“Yes, yes, but how about something for those left-leaning Hillary haters? You’ll never get them to vote for Donald. Say, Vladimir, do you recall our friend Jill Stein?”

“Something about third-party havoc, Boris?”

“Yes, boss Vladimir. As any Democratic operative will gladly tell you, a vote for Stein is a vote for Trump since it’s one fewer for Hillary. So why not do for Jill Stein what we’re doing for Trump?”

“I’ll call our social media operation. Maybe we can also funnel some dark money her way—it’s now legal, and so wonderfully hard to trace…”

“Two more words for the St. Petersburg team, Vladimir.  Swing states.”

This might be worth a chuckle if it wasn’t our democracy at stake.

Let me be clear. I have no idea if anything like this happened. But does anyone really doubt that it could have?

Each of our 50 states award its presidential electoral votes to the top vote-getter regardless of the support for third parties and independents — there is no runoff, and no majority result is required.

By voting for the third party or independent candidate that they prefer most, voters realize that they may help elect the major party candidate they like the least.

Perhaps even worse, the spoiler effect presents an opportunity for malicious exploitation.  Florida in 2000 was a screaming advertisement for future swing-state manipulation.

Why wouldn’t an ethically-deficient opportunist — Russia, or perhaps a special-interest PAC — throw support to an outside candidate to spoil an election to their favor?  And why wouldn’t they focus on the swing states?

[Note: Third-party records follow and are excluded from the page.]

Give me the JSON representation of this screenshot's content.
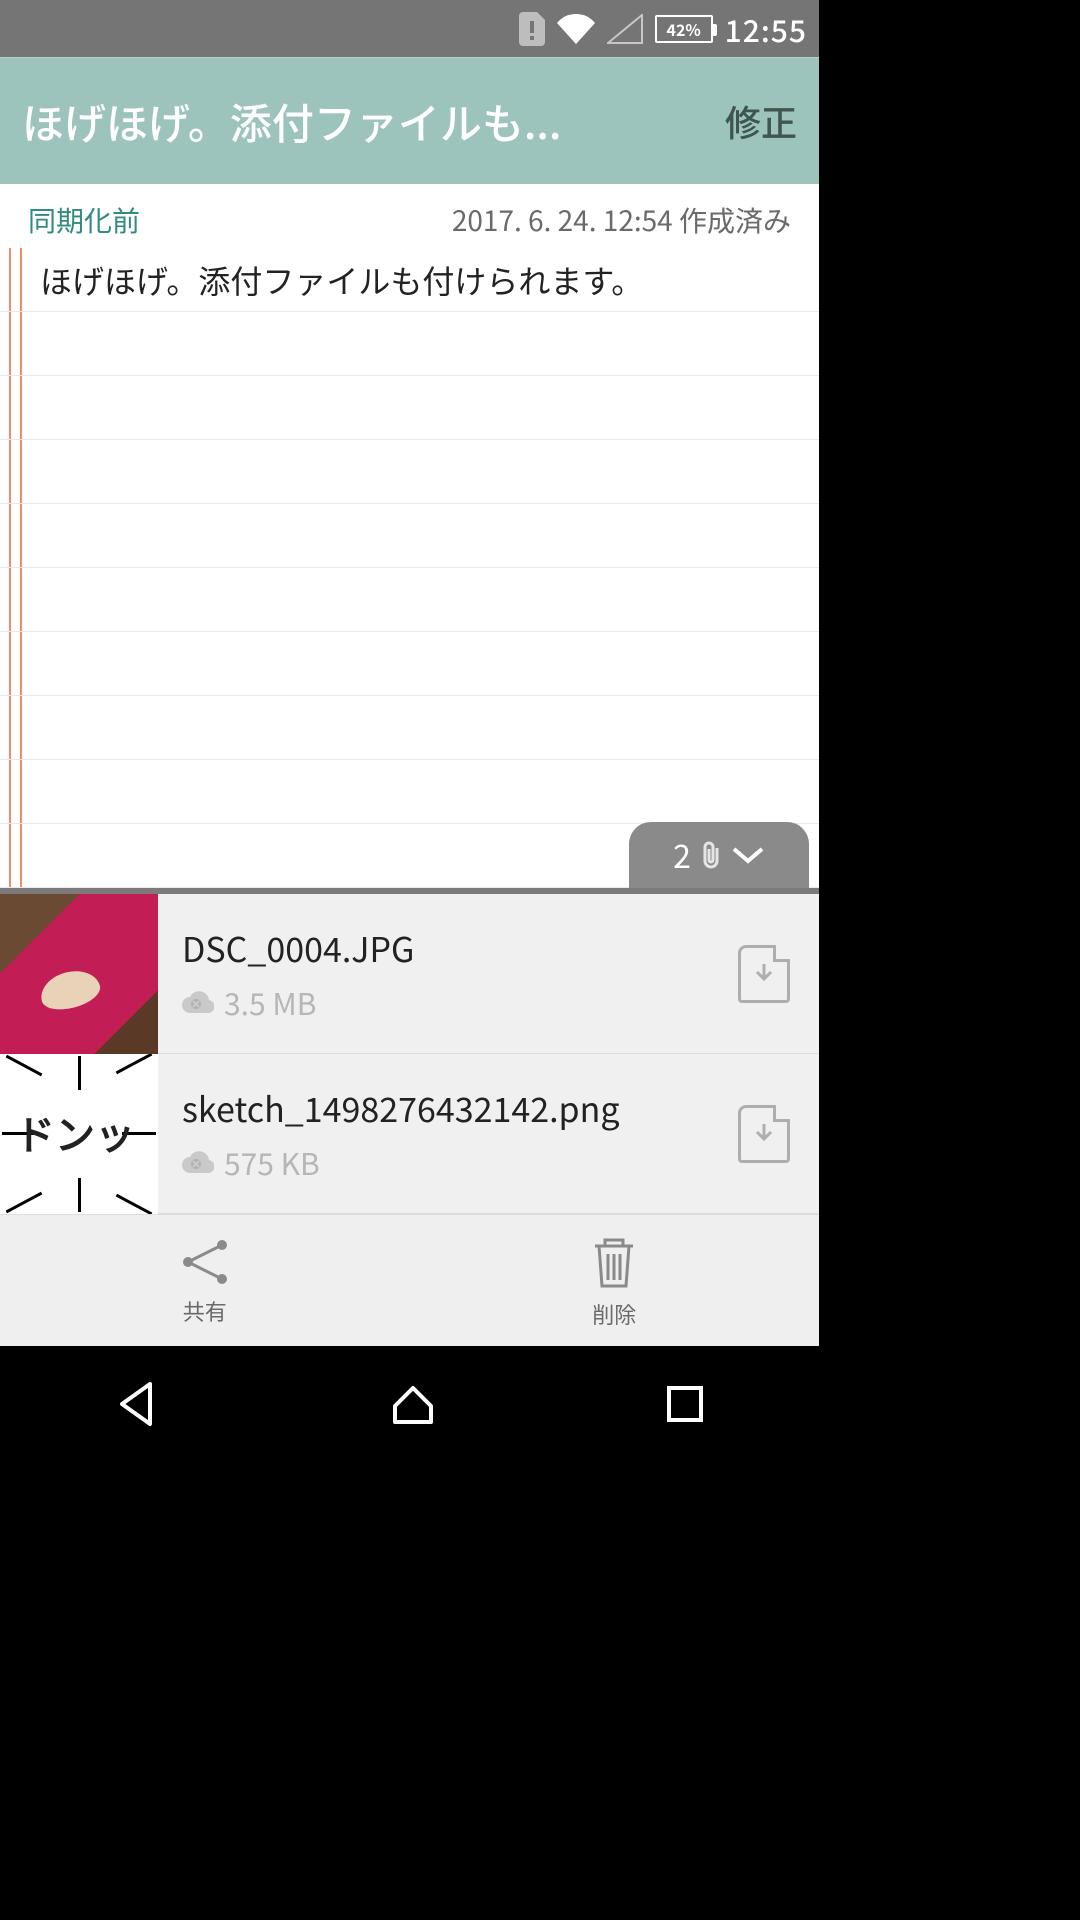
{
  "status": {
    "battery": "42%",
    "time": "12:55"
  },
  "appbar": {
    "title": "ほげほげ。添付ファイルも...",
    "edit": "修正"
  },
  "meta": {
    "sync": "同期化前",
    "created": "2017. 6. 24. 12:54 作成済み"
  },
  "note": {
    "body": "ほげほげ。添付ファイルも付けられます。"
  },
  "attach_tab": {
    "count": "2"
  },
  "attachments": [
    {
      "name": "DSC_0004.JPG",
      "size": "3.5 MB",
      "thumb_text": ""
    },
    {
      "name": "sketch_1498276432142.png",
      "size": "575 KB",
      "thumb_text": "ドンッ"
    }
  ],
  "actions": {
    "share": "共有",
    "delete": "削除"
  }
}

Perhaps even worse, the spoiler effect presents an opportunity for malicious exploitation. 
John Palmer

Our electoral system punishes voters who dare vote for third-party or independent candidates. That dynamic saddles us with two choices and two parties. That devil is known.

But does it also make it even easier for outside forces to put their thumb on our scale?  To game our system and determine our president?

Two obvious policy solutions to this problem include a  two-round runoff or a ranked ballot (instant runoff). Ironically, even Russia uses a two-round majority system in its presidential election (albeit suffering integrity issues).

The U.S. electoral system is archaic even by Russian standards.

What are we waiting for?